I’d like to know where in life’s rule book it says that we’re supposed to be happy. Although many spiritual and religious traditions state that as spiritual beings we’re all afforded happiness, I have a problem with that since statements like that open the door to disappointment through unmet expectations.
Let’s face it, each one of us has a different definition of what happiness means. Ergo, we alone get to determine all that goes along with this much sought after and arbitrarily assigned human emotion. That said, many find that meditation helps them to achieve happiness.
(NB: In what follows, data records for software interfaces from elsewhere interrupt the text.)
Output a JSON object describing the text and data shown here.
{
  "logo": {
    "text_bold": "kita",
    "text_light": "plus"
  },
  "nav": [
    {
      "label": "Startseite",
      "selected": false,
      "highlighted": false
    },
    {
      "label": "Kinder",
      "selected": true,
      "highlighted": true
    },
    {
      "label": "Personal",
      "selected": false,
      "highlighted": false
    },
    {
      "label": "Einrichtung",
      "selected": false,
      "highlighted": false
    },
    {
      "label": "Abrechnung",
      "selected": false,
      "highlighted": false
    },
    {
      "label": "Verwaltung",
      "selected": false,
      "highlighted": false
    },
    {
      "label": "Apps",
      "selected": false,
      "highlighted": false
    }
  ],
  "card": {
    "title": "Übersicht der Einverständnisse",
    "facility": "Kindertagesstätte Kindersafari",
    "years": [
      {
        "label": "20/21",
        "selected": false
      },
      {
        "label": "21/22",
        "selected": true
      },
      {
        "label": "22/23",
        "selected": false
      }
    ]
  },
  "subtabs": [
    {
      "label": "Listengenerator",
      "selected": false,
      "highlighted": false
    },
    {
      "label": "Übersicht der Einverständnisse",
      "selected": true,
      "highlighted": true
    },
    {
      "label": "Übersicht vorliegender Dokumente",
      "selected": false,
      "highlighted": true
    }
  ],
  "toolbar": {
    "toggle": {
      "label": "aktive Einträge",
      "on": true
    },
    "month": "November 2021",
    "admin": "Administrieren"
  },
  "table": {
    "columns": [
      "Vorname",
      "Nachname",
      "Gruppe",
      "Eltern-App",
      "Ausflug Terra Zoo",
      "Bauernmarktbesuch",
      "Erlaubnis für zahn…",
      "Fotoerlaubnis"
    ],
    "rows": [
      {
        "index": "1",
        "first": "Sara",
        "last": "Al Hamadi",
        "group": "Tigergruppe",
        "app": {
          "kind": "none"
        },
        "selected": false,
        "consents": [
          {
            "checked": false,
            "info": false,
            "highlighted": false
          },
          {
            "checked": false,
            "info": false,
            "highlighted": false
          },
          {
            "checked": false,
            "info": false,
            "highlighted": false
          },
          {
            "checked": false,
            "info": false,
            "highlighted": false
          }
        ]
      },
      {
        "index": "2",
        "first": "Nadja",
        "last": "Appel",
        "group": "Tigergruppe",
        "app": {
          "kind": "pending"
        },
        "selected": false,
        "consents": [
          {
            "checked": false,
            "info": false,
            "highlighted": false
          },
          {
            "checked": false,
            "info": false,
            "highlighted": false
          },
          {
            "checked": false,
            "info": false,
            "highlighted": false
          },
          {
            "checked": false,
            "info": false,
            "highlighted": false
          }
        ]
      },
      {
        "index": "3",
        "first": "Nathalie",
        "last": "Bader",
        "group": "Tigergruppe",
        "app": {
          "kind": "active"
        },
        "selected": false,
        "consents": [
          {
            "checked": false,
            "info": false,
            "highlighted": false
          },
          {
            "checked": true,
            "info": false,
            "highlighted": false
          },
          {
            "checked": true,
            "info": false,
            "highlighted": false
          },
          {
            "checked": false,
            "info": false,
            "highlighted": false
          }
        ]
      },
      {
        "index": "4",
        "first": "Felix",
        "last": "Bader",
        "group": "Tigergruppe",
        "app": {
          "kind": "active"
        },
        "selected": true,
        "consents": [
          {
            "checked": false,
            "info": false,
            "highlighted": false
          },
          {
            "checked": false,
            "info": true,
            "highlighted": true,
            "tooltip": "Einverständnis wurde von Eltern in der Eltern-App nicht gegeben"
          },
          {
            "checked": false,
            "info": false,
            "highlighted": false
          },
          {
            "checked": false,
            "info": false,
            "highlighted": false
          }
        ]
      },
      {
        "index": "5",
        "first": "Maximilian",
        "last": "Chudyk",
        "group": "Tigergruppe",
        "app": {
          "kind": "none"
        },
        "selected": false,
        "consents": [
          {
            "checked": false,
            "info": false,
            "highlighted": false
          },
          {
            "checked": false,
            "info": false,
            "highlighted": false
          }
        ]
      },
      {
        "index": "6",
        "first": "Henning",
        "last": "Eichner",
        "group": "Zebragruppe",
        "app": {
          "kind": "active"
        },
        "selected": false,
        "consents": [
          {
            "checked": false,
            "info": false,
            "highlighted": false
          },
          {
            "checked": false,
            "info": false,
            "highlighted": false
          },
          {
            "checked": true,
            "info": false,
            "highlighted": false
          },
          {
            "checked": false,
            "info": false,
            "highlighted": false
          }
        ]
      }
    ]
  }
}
I wonder, however, if it has less to do with giving one an emotional high, and more to do with the sense of peace and satisfaction that comes in learning deeply about oneself?
Craig Wilson, in this latest USA Today post, also questions the right to happiness and what one must do to achieve it. Centering the article around Sharon Salzberg’s recent meditation book, Real Happiness, Wilson acknowledges how all of us could benefit from listening to Salzberg’s message of slowing down and letting go as a way to find real happiness.
A book titled Real Happiness came out earlier this year and touts a 28-day program on meditation. I brought it home because it came with a CD that literally promises happiness. Real happiness. Says so right there on the cover.
Sharon Salzberg, who speaks oh-so-softly to me on the CD, keeps advising me to “let go” and reminds me that I am allowed to “begin again” over and over. This makes me happy since I keep getting distracted and continually need to start over.
I won’t say I’ve progressed to the real happiness stage yet, but …
I also like it when she doesn’t talk for long periods of time and then suddenly reappears, reiterating that it’s perfectly fine to start over, begin again. To let go.
Read more from Wilson about finding happiness through meditation here.